(Items from an interface collection)
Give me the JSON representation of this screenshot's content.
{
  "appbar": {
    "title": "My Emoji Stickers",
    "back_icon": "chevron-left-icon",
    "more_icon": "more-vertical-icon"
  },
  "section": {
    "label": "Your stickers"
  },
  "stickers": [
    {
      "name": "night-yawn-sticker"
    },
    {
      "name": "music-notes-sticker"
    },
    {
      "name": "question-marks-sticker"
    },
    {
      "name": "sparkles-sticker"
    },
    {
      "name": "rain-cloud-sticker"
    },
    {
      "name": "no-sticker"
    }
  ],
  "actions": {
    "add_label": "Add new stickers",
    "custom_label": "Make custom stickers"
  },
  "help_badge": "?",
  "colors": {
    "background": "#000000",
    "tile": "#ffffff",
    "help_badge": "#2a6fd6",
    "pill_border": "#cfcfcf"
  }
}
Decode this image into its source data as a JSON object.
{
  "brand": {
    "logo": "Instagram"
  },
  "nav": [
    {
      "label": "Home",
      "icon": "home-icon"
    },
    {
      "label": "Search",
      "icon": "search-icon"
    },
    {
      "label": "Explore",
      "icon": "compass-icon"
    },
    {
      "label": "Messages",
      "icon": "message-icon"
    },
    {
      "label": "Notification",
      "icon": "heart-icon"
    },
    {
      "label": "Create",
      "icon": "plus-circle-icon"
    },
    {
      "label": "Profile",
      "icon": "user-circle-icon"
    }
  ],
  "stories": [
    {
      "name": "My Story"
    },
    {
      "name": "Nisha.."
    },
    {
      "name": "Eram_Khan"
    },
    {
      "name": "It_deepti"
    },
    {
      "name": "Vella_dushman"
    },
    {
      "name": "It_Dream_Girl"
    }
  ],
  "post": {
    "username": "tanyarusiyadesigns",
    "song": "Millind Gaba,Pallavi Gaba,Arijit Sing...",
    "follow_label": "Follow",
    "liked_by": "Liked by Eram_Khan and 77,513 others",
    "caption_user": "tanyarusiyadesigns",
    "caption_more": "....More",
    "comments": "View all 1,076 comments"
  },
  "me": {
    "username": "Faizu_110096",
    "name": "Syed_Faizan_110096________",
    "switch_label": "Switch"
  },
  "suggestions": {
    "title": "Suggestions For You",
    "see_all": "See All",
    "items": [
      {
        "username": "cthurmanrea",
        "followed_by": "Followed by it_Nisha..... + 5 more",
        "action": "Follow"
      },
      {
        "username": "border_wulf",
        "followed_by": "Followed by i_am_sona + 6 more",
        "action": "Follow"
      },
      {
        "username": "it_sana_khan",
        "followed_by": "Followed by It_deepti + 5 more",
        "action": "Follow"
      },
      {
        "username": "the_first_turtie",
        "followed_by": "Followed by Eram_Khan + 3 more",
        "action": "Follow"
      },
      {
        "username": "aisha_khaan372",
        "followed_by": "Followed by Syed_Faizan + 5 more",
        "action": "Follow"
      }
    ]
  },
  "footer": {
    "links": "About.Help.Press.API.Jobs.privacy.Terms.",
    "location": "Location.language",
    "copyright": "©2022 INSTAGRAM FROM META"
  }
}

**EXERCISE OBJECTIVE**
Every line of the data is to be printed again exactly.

**TASK RESPONSE**
Give me the JSON representation of this screenshot's content.
{
  "appbar": {
    "title": "My Emoji Stickers",
    "back_icon": "chevron-left-icon",
    "more_icon": "more-vertical-icon"
  },
  "section": {
    "label": "Your stickers"
  },
  "stickers": [
    {
      "name": "night-yawn-sticker"
    },
    {
      "name": "music-notes-sticker"
    },
    {
      "name": "question-marks-sticker"
    },
    {
      "name": "sparkles-sticker"
    },
    {
      "name": "rain-cloud-sticker"
    },
    {
      "name": "no-sticker"
    }
  ],
  "actions": {
    "add_label": "Add new stickers",
    "custom_label": "Make custom stickers"
  },
  "help_badge": "?",
  "colors": {
    "background": "#000000",
    "tile": "#ffffff",
    "help_badge": "#2a6fd6",
    "pill_border": "#cfcfcf"
  }
}
Decode this image into its source data as a JSON object.
{
  "brand": {
    "logo": "Instagram"
  },
  "nav": [
    {
      "label": "Home",
      "icon": "home-icon"
    },
    {
      "label": "Search",
      "icon": "search-icon"
    },
    {
      "label": "Explore",
      "icon": "compass-icon"
    },
    {
      "label": "Messages",
      "icon": "message-icon"
    },
    {
      "label": "Notification",
      "icon": "heart-icon"
    },
    {
      "label": "Create",
      "icon": "plus-circle-icon"
    },
    {
      "label": "Profile",
      "icon": "user-circle-icon"
    }
  ],
  "stories": [
    {
      "name": "My Story"
    },
    {
      "name": "Nisha.."
    },
    {
      "name": "Eram_Khan"
    },
    {
      "name": "It_deepti"
    },
    {
      "name": "Vella_dushman"
    },
    {
      "name": "It_Dream_Girl"
    }
  ],
  "post": {
    "username": "tanyarusiyadesigns",
    "song": "Millind Gaba,Pallavi Gaba,Arijit Sing...",
    "follow_label": "Follow",
    "liked_by": "Liked by Eram_Khan and 77,513 others",
    "caption_user": "tanyarusiyadesigns",
    "caption_more": "....More",
    "comments": "View all 1,076 comments"
  },
  "me": {
    "username": "Faizu_110096",
    "name": "Syed_Faizan_110096________",
    "switch_label": "Switch"
  },
  "suggestions": {
    "title": "Suggestions For You",
    "see_all": "See All",
    "items": [
      {
        "username": "cthurmanrea",
        "followed_by": "Followed by it_Nisha..... + 5 more",
        "action": "Follow"
      },
      {
        "username": "border_wulf",
        "followed_by": "Followed by i_am_sona + 6 more",
        "action": "Follow"
      },
      {
        "username": "it_sana_khan",
        "followed_by": "Followed by It_deepti + 5 more",
        "action": "Follow"
      },
      {
        "username": "the_first_turtie",
        "followed_by": "Followed by Eram_Khan + 3 more",
        "action": "Follow"
      },
      {
        "username": "aisha_khaan372",
        "followed_by": "Followed by Syed_Faizan + 5 more",
        "action": "Follow"
      }
    ]
  },
  "footer": {
    "links": "About.Help.Press.API.Jobs.privacy.Terms.",
    "location": "Location.language",
    "copyright": "©2022 INSTAGRAM FROM META"
  }
}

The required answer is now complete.